:: WHAT IS REQUIRED ::
The response should be exactly the number of lines in the material below that contain the word "Whorl".

:: SOURCE MATERIAL ::
======

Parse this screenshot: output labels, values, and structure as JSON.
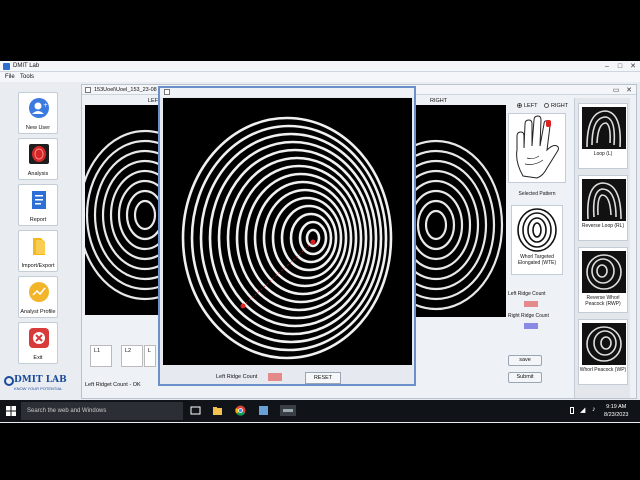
{
  "window": {
    "title": "DMIT Lab"
  },
  "menu": {
    "items": [
      "File",
      "Tools"
    ]
  },
  "sidebar": {
    "items": [
      {
        "label": "New User"
      },
      {
        "label": "Analysis"
      },
      {
        "label": "Report"
      },
      {
        "label": "Import/Export"
      },
      {
        "label": "Analyst Profile"
      },
      {
        "label": "Exit"
      }
    ],
    "logo": {
      "title": "DMIT LAB",
      "tagline": "KNOW YOUR POTENTIAL"
    }
  },
  "inner_window": {
    "title": "153Uoel\\Uoel_153_23-08",
    "left_label": "LEFT",
    "right_label": "RIGHT",
    "slots": [
      "L1",
      "L2",
      "L"
    ],
    "status": "Left Ridget Count - OK"
  },
  "hand_panel": {
    "radio_left": "LEFT",
    "radio_right": "RIGHT",
    "selected_pattern_label": "Selected Pattern",
    "selected_pattern": "Whorl Targeted Elongated (WTE)",
    "left_ridge_count_label": "Left Ridge Count",
    "right_ridge_count_label": "Right Ridge Count",
    "save": "save",
    "submit": "Submit",
    "left_color": "#e48a8a",
    "right_color": "#8a8ae4"
  },
  "pattern_list": [
    {
      "label": "Loop (L)"
    },
    {
      "label": "Reverse Loop (RL)"
    },
    {
      "label": "Reverse Whorl Peacock (RWP)"
    },
    {
      "label": "Whorl Peacock (WP)"
    }
  ],
  "popup": {
    "left_ridge_count_label": "Left Ridge Count",
    "reset": "RESET"
  },
  "taskbar": {
    "search_placeholder": "Search the web and Windows",
    "time": "9:19 AM",
    "date": "8/23/2023"
  }
}
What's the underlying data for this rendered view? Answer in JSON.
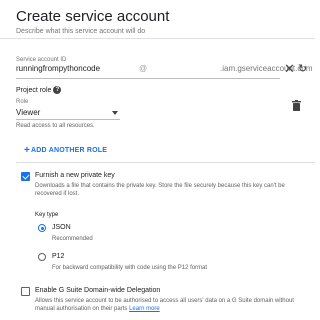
{
  "dialog": {
    "title": "Create service account",
    "cut_description": "Describe what this service account will do"
  },
  "service_account_id": {
    "label": "Service account ID",
    "value": "runningfrompythoncode",
    "at": "@",
    "domain": ".iam.gserviceaccount.com",
    "clear_icon": "close-icon",
    "refresh_icon": "refresh-icon"
  },
  "project_role": {
    "heading": "Project role",
    "role_label": "Role",
    "role_value": "Viewer",
    "role_help": "Read access to all resources.",
    "add_button": "ADD ANOTHER ROLE"
  },
  "private_key": {
    "checked": true,
    "title": "Furnish a new private key",
    "description": "Downloads a file that contains the private key. Store the file securely because this key can't be recovered if lost.",
    "key_type_label": "Key type",
    "options": [
      {
        "label": "JSON",
        "description": "Recommended",
        "selected": true
      },
      {
        "label": "P12",
        "description": "For backward compatibility with code using the P12 format",
        "selected": false
      }
    ]
  },
  "gsuite": {
    "checked": false,
    "title": "Enable G Suite Domain-wide Delegation",
    "description": "Allows this service account to be authorised to access all users' data on a G Suite domain without manual authorisation on their parts",
    "link": "Learn more"
  },
  "colors": {
    "accent": "#1a73e8",
    "text": "#212121",
    "muted": "#757575"
  }
}
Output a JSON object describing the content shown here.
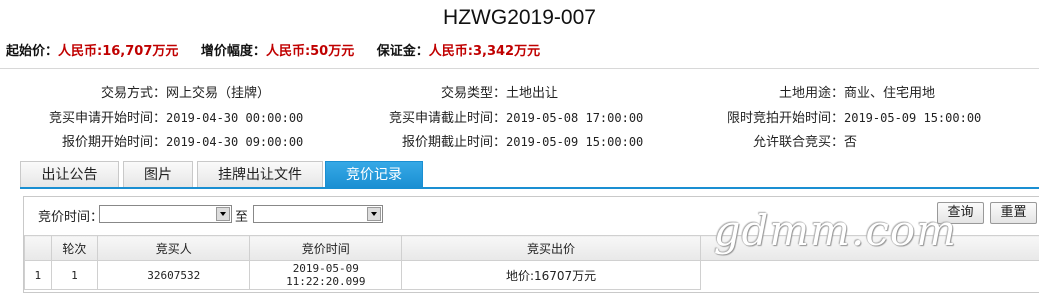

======

:: EXPECTED ANSWER ::
3